Playdough Faces asks students to make a face using playdough. They can be as creative and detailed as they want. It can look like a human face or a silly face. There is even a chart of emotion ideas to help push them past "happy" and "sad." There are optional writing pages where students can either describe the face they made or write a story about the character they created. This ties in those Common Core writing standards in a fun way! Click on the picture to see it in my store!
Fill out the form below to get my Playdough ABC for free!
Teacher Tip: Center Organization
I LOVE centers! I think they are a great way for kids to learn academic and social skills while also having fun. I do not love organizing centers. I really do not like finding center pieces around the classroom and not knowing where they go.
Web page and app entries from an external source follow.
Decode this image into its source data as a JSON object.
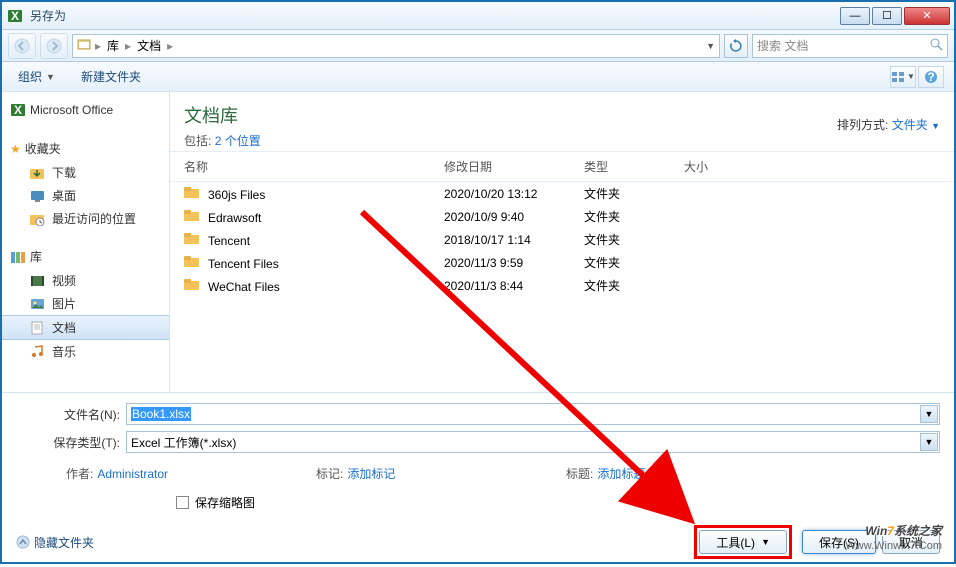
{
  "window": {
    "title": "另存为"
  },
  "breadcrumb": {
    "root_icon": "computer",
    "items": [
      "库",
      "文档"
    ]
  },
  "search": {
    "placeholder": "搜索 文档"
  },
  "toolbar": {
    "organize": "组织",
    "new_folder": "新建文件夹"
  },
  "sidebar": {
    "groups": [
      {
        "title": "Microsoft Office",
        "icon": "excel"
      },
      {
        "title": "收藏夹",
        "icon": "star",
        "items": [
          {
            "icon": "download",
            "label": "下载"
          },
          {
            "icon": "desktop",
            "label": "桌面"
          },
          {
            "icon": "recent",
            "label": "最近访问的位置"
          }
        ]
      },
      {
        "title": "库",
        "icon": "library",
        "items": [
          {
            "icon": "video",
            "label": "视频"
          },
          {
            "icon": "picture",
            "label": "图片"
          },
          {
            "icon": "document",
            "label": "文档",
            "selected": true
          },
          {
            "icon": "music",
            "label": "音乐"
          }
        ]
      }
    ]
  },
  "library_header": {
    "title": "文档库",
    "includes_label": "包括:",
    "includes_link": "2 个位置",
    "sort_label": "排列方式:",
    "sort_value": "文件夹"
  },
  "columns": {
    "name": "名称",
    "date": "修改日期",
    "type": "类型",
    "size": "大小"
  },
  "rows": [
    {
      "name": "360js Files",
      "date": "2020/10/20 13:12",
      "type": "文件夹"
    },
    {
      "name": "Edrawsoft",
      "date": "2020/10/9 9:40",
      "type": "文件夹"
    },
    {
      "name": "Tencent",
      "date": "2018/10/17 1:14",
      "type": "文件夹"
    },
    {
      "name": "Tencent Files",
      "date": "2020/11/3 9:59",
      "type": "文件夹"
    },
    {
      "name": "WeChat Files",
      "date": "2020/11/3 8:44",
      "type": "文件夹"
    }
  ],
  "fields": {
    "filename_label": "文件名(N):",
    "filename_value": "Book1.xlsx",
    "savetype_label": "保存类型(T):",
    "savetype_value": "Excel 工作簿(*.xlsx)"
  },
  "meta": {
    "author_label": "作者:",
    "author_value": "Administrator",
    "tags_label": "标记:",
    "tags_value": "添加标记",
    "title_label": "标题:",
    "title_value": "添加标题",
    "thumbnail_label": "保存缩略图"
  },
  "footer": {
    "hide_folders": "隐藏文件夹",
    "tools": "工具(L)",
    "save": "保存(S)",
    "cancel": "取消"
  },
  "watermark": {
    "line1a": "Win",
    "line1b": "7",
    "line1c": "系统之家",
    "line2": "Www.Winwin7.Com"
  }
}
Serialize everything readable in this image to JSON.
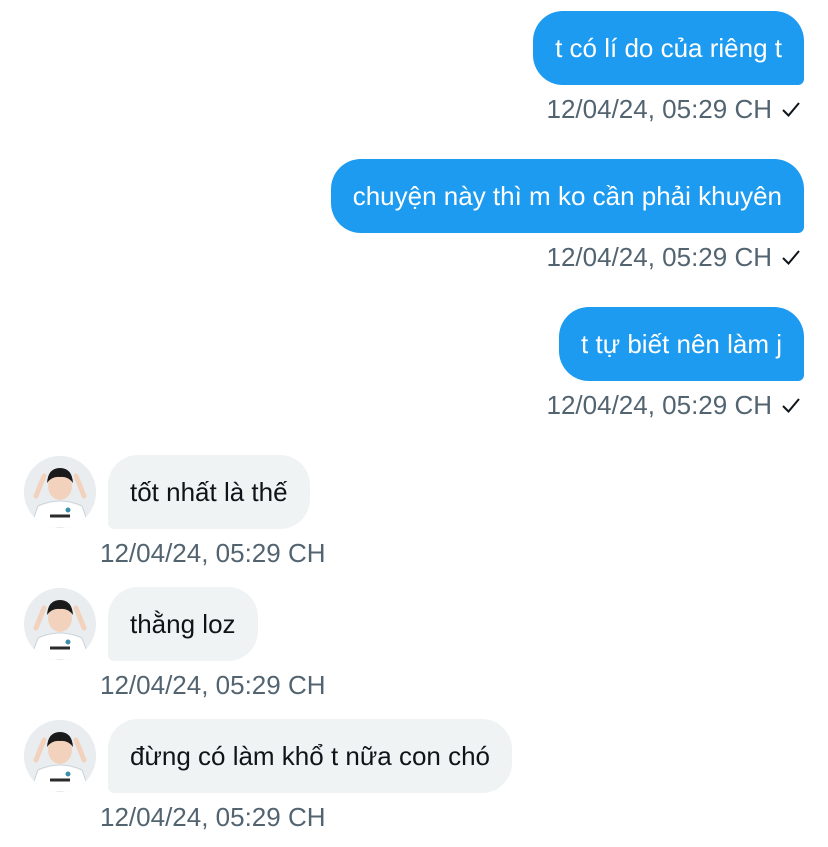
{
  "thread": {
    "messages": [
      {
        "direction": "out",
        "text": "t có lí do của riêng t",
        "time": "12/04/24, 05:29 CH",
        "status": "check-icon"
      },
      {
        "direction": "out",
        "text": "chuyện này thì m ko cần phải khuyên",
        "time": "12/04/24, 05:29 CH",
        "status": "check-icon"
      },
      {
        "direction": "out",
        "text": "t tự biết nên làm j",
        "time": "12/04/24, 05:29 CH",
        "status": "check-icon"
      },
      {
        "direction": "in",
        "text": "tốt nhất là thế",
        "time": "12/04/24, 05:29 CH",
        "avatar": "user-avatar"
      },
      {
        "direction": "in",
        "text": "thằng loz",
        "time": "12/04/24, 05:29 CH",
        "avatar": "user-avatar"
      },
      {
        "direction": "in",
        "text": "đừng có làm khổ t nữa con chó",
        "time": "12/04/24, 05:29 CH",
        "avatar": "user-avatar"
      }
    ]
  },
  "colors": {
    "outgoing_bubble": "#1d9bf0",
    "incoming_bubble": "#eff3f4",
    "timestamp": "#536471"
  }
}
Despite talks with students and modeling center expectations, center pieces will get lost! They are kids. They are busy learning. They will make mistakes and pieces will get lost.
That is okay!!!! Here is how I set up my center organization to be easy on teachers but effective in the classroom.
I print out and laminate many centers for all parts of my day. I like to make multiple versions of each center so that different students can work on it at the same time. In my class students can complete centers at a table, laying on the ground, in a pocket chart, under a table... I don't like to limit them too much which can mean more scattered center pieces.
COLOR CODING CENTER PIECES IS THE SECRET!
After I print my pages but before I laminate them I color code the centers. This takes approximately 2 seconds. I grab the closest coloring implement (crayon, pen, pencil, highlighter, whatever was left by the copy machine) and scribble on the back of my centers. Each set of a center is one color. The scribbles aren't beautiful, they just need to have a little bit of the color on the back of each piece. I then laminate, cut out the pieces, and put the center in my classroom!
Now when I find that random piece on the floor I simply need to flip it over and see what color it has. I then find the container with the rest of the pieces and reunite them! This is so simple that students can take ownership. It can even be a classroom job.
I had tried numbering the back of my pieces before but that takes more time and if a student is not fluent with number recognition they cannot take the same ownership in the problem solving process as they can with color coding.
It also works well to print different copies on different colors of cardstock. However, this can make the copying process more difficult, and let's be real sometimes you don't have colored cardstock available.
Enter your info below to get a FREE center! Try out the color coding and let me know if it works!
Check out some other center options on TPT and read about sight word centers, a post card writing center, and a letter matching center.
Miriam taught kindergarten and first grade for 5+ years in New Orleans.